Regardless of the industry, evaluating the effectiveness of MT output is essential. Businesses can evaluate their MT systems using human assessment or AI-powered tools.

Manual human evaluation by professional translators is the gold standard for high-quality evaluation of MT output, capturing the nuances of language use and meaning. However, assessments can vary between evaluators, and since the process is time-consuming, human evaluation may not be the most cost-effective option for every business.

Automated evaluation metrics provide numerical scores reflecting the quality of the MT output as compared to a human-generated translation. Businesses can use them to evaluate machine translation quickly, and they can handle large amounts of data. Several accepted metrics are available. Each uses different calculations to measure the accuracy of the MT and gives different weights to various types of errors.

Three commonly used metrics are:

Bilingual Evaluation Understudy (BLEU)

The BLEU metric is the most widely accepted and correlates most closely to human translation. This metric analyzes a text, compares the MT output to the reference, and assigns a score from 0-1 or 0-100 based on the comparison of n-grams and precision. A higher score represents a higher correlation to the reference text. BLEU’s strengths are its speed and ease of use.

Translation Edit Rate (TER)

Also called the Translation Error Rate, the TER metric assigns a score based on the number of edits that would be required to match the MT output exactly to the reference text. This helps determine how much post-editing would need to be performed after MT was completed. A lower score means less post-editing will be necessary.

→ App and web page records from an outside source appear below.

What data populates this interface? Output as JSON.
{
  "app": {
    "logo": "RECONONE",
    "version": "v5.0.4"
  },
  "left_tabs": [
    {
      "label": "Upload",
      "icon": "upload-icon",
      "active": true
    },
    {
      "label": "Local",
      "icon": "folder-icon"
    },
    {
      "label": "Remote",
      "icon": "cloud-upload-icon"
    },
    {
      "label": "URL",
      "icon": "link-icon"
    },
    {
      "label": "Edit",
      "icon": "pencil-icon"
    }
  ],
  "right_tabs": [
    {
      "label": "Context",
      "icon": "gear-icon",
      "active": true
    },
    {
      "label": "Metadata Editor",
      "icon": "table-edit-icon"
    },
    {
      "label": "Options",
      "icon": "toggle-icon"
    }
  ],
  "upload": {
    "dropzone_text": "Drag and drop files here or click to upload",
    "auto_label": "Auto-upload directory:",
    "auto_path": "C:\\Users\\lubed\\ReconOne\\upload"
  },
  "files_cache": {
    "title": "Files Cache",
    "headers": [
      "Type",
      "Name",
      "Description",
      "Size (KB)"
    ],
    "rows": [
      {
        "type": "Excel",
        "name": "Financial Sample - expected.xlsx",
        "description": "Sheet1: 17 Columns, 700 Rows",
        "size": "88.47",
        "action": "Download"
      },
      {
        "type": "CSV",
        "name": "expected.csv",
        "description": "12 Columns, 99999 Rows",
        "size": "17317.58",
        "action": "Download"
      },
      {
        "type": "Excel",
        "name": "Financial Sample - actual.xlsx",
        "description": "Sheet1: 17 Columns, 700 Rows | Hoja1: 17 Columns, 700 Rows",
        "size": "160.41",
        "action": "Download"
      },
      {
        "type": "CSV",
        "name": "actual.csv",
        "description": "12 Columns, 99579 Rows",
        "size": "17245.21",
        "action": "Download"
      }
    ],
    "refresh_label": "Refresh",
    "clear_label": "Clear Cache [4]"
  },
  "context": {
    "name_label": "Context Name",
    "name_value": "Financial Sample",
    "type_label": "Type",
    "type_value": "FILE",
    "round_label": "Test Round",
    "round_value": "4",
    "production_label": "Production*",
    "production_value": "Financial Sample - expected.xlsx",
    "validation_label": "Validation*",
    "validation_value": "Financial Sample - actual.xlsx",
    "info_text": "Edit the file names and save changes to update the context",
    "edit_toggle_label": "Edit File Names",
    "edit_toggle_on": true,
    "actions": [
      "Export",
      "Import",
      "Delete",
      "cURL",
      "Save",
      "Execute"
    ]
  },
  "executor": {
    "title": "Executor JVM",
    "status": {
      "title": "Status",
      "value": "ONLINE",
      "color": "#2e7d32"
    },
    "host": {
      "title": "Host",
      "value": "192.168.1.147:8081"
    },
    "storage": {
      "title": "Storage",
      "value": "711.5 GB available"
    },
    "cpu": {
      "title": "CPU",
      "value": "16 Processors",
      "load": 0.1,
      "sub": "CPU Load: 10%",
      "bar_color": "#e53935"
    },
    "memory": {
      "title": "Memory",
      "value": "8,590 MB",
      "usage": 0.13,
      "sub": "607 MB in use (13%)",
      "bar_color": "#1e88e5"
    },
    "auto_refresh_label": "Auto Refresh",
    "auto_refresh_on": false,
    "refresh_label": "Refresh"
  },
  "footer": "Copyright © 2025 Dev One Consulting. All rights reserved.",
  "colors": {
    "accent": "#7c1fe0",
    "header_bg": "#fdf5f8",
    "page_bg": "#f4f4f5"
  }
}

Metric for Evaluation of Translation with Explicit Ordering (METEOR)

This metric calculates unigram precision and recall. It uses features like stemming, synonymy matching, and exact word matching to analyze text at the sentence level. The resulting score indicates how well the MT output correlates to the human-translated reference.

Other metrics are available, including NIST, LEPOR, COMET, and PRIS. While automatic metrics are imperfect and may not reach human standards, they are powerful, cost-effective tools. In addition, they are fast, straightforward to use, and don’t require human intervention.

How Can Businesses Use Metrics to Improve the Effectiveness of their MT systems?

Each method of MT evaluation comes with strengths and drawbacks. Businesses will choose the metric or combination that best meets their goals and budget. However, consistent monitoring and evaluation are essential to keep up with evolving language, industry-specific terminology, and MT capabilities.

Organizations can then use these results to move their businesses forward in a variety of ways, such as:

Identifying areas for improvement

If the MT system consistently makes a specific grammatical error or struggles with a particular language, the business can prioritize these improvements with improved training models.

Goal-setting based on metrics

Some audiences may require more attention to detail than others. Therefore, a business may wish to define a target metric to meet within a specific time frame.

Comparing multiple MT systems

Companies evaluating different systems or working with multiple vendors can make informed purchasing decisions based on their industries and use cases.

By setting realistic goals, analyzing the evaluation metrics, and tracking progress toward goals over time, businesses can ensure their MT system meets their specific needs and provides the high-quality translations they require. When they consider these metrics along with user feedback and preferences, they can ensure they are meeting their business goals and customer expectations.

Carolina - Linguist
4 Min Read
Newsletter Sign-Up
Find all the news and the latest technologies. A magazine designed by SYSTRAN